Once the dot and the check are selected, hit the Back Up Now button. You may or may not see a prompt that asks if you want to back up all of your downloaded content to your iTunes library — if so, choose yes and back it all up. At that point, the backup process could take minutes or an hour. Once that’s done, and Latest Backup shows the current date (and a recent time), do it again. If you didn’t see the downloaded content prompt before, you’ll see it now, and should say yes. This double backup process guarantees that everything on your old iPhone is sitting on your computer, waiting for your new device to arrive.
Step 2: Keep Using Or Properly Wipe Your Old iPhone
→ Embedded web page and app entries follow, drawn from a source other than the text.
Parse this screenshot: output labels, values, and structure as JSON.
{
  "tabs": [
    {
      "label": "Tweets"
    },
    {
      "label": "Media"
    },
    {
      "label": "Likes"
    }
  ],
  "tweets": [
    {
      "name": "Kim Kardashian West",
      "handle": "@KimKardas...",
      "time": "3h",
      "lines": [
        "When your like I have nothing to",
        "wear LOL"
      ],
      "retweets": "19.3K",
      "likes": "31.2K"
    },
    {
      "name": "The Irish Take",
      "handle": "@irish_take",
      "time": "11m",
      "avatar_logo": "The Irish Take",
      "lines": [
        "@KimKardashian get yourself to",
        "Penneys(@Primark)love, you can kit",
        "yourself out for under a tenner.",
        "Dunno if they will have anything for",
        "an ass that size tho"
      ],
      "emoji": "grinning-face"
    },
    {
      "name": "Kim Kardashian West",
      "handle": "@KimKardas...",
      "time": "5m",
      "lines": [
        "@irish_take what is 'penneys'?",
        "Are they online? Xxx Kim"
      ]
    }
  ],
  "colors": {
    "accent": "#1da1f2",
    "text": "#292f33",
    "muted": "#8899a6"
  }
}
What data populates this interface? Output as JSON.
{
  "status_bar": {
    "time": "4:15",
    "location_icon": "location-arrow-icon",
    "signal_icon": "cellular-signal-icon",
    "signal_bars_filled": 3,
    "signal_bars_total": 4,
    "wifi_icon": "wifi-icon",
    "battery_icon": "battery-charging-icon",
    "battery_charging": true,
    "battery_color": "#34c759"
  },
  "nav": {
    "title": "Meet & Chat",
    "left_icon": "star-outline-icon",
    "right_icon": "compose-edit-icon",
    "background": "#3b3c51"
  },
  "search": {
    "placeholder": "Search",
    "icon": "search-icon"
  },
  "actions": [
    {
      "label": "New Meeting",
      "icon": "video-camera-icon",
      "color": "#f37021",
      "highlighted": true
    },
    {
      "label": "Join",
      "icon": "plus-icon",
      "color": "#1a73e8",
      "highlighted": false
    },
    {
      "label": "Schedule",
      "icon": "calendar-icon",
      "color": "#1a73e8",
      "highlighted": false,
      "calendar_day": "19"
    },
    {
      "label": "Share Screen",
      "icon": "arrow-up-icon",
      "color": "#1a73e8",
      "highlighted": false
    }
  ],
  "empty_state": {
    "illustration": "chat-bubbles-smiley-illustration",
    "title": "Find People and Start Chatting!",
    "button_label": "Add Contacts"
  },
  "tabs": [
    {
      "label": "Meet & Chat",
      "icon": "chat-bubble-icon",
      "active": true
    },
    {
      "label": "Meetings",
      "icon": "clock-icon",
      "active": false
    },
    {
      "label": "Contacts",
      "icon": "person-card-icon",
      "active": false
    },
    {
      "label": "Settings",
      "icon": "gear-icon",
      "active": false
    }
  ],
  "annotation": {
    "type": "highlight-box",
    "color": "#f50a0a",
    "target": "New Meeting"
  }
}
Once your old iPhone has been backed up as discussed above, you’re ready to either wipe it clean for resale or keep using it until your new phone arrives. If you want to keep using it, be sure to do at least one last backup of your old phone before connecting your new phone to iTunes — I typically repeat the two-backup process, which takes only a few minutes since it’s incremental.
If you want to wipe your old iPhone, the easiest route is iOS 9’s Settings app under General > Reset > Erase All Content and Settings. This will give you the option to turn off Activation Lock, Apple’s security feature that links your iPhone to your iCloud account (and makes it locatable via Find My iPhone). Once you’ve disabled Activation Lock and erased your phone, it’s ready to resell, but there may still be traces of it in your iTunes and iCloud accounts. I’ve put together a comprehensive guide to completely removing the iPhone from your Apple accounts here.
Step 3: Use iTunes To Place Your Encrypted Backup On Your New iPhone
This is the easiest part of the process. Your new iPhone will arrive blank and ready for the old iPhone backup to be installed. Without even touching the iPhone’s screen, you can plug it directly into your computer, then load iTunes, and be presented with a Welcome to Your New iPhone screen. Choose “restore from this backup,” select your latest backup file, and let iTunes work its magic. After placing your personal data and settings on the iPhone, iTunes will restart it and then begin to restore all of your apps and media files one by one. No matter how long this one-time sync takes, the process will be faster than with iCloud.
Relatively few things will need to be set up directly on the iPhone if you chose an encrypted backup. You may be asked once each for your iCloud and/or iTunes passwords after the first round of restoration is taking place, solely to make sure that you’re authorizing the device to run all of your previously backed-up apps and use all of your iCloud content, but this process will be painless by comparison with the unencrypted backup. You’ll need to set up both Touch ID and Apple Pay directly on the device, as those settings do not transfer from one iPhone to another.
More From This Author
Check out more of my editorials, How-To guides, and reviews for 9to5Mac here! I’ve covered a lot of different topics of interest to Mac, iPad, iPhone, iPod, Apple TV, and Apple Watch users. If you haven’t yet figured out a trade-in strategy for your old device, I’ve recently discussed how to get the best iPhone trade-in price to help buy an iPhone 6s here.